those people, ‘What is your name?’
in an informal or formal fashion.
2 minutes: Márcalo Rate yourself! On a post-it note, rate Post-It Notes
your understanding on today’s
lesson.

3 minutes: Verbal Exit Ticket Collect student post-it notes and ask Teacher Clipboard with Notes
what is your name and wait for their
response. All students must respond
before leaving class. Teacher will
take notes on students who need
extra practice the next day.

2 minutes: Homework Students will review the Unit 1 Study Quizlet Classroom Link
Announcement Set in Quizlet.

Teacher Reflection:

Differentiation Student Engagement Teacher Input Critical Thinking Lesson Effectiveness


Low High Low High Low High Low High Low High
1 2 3 4 5 1 2 3 4 5 1 2 3 4 5 1 2 3 4 5 1 2 3 4 5

North Carolina Essential Standards:
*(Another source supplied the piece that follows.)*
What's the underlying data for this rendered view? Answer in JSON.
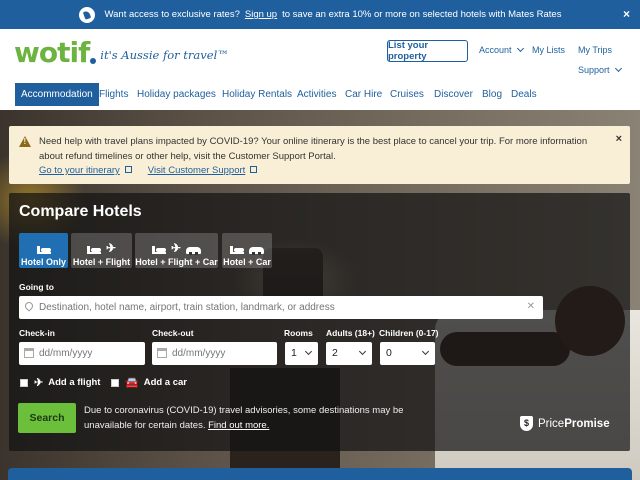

1. Use the language to engage in interpersonal communication.
(Interpersonal Communication : Person-to-Person Communication)
Interpersonal skills are used in informal, one-on-one or small group conversations. Students can ask for clarification when needed and negotiate with each other during the conversation. Most interpersonal
communication involves everyday topics, like greetings, instructions, directions, current events, class discussions, news about family and friends, social events, requests for information, academic discourse, and so
on.
2. Understand words and concepts presented in the language.
(Interpretive Communication: Listening and Reading)
Interpretive skills involve receiving information in a situation where meaning cannot be negotiated. Students hear or see the message and respond based on their interpretation. These messages could be about
any topic and come from a wide variety of sources and media: textbooks, newspapers, signs, websites, news broadcasts, television and radio programs, lectures, presentations-live and recorded, etc.
3. Use the language to present information to an audience.
(Presentational Communication: Speaking and Writing)
Presentational skills involve preparing information to be shared with an audience, either through speaking or writing. Students have time to draft, revise, and practice presentations that show their use of language.
These presentations vary from somewhat informal, such as a quick report to the class on an article, to quite formal, which might be a culminating project involving a multimedia display with a speech.
4. Compare the students’ culture and the target culture.
(Culture)
Learning about culture means building an understanding of the practices, perspectives and products of a society. The practices involve patterns of social interactions, such as how people are greeted or how
respect is shown. Perspectives are the values, beliefs, ideas, and attitudes that are an integral part of life. Products are the books, foods, laws, music, games, etc., that are created and used within the society.
Strands:
Connections to Language & Literacy – CLL (Comparisons)
Connections to Other Disciplines-COD (Connections)
Communities – CMT (Communities)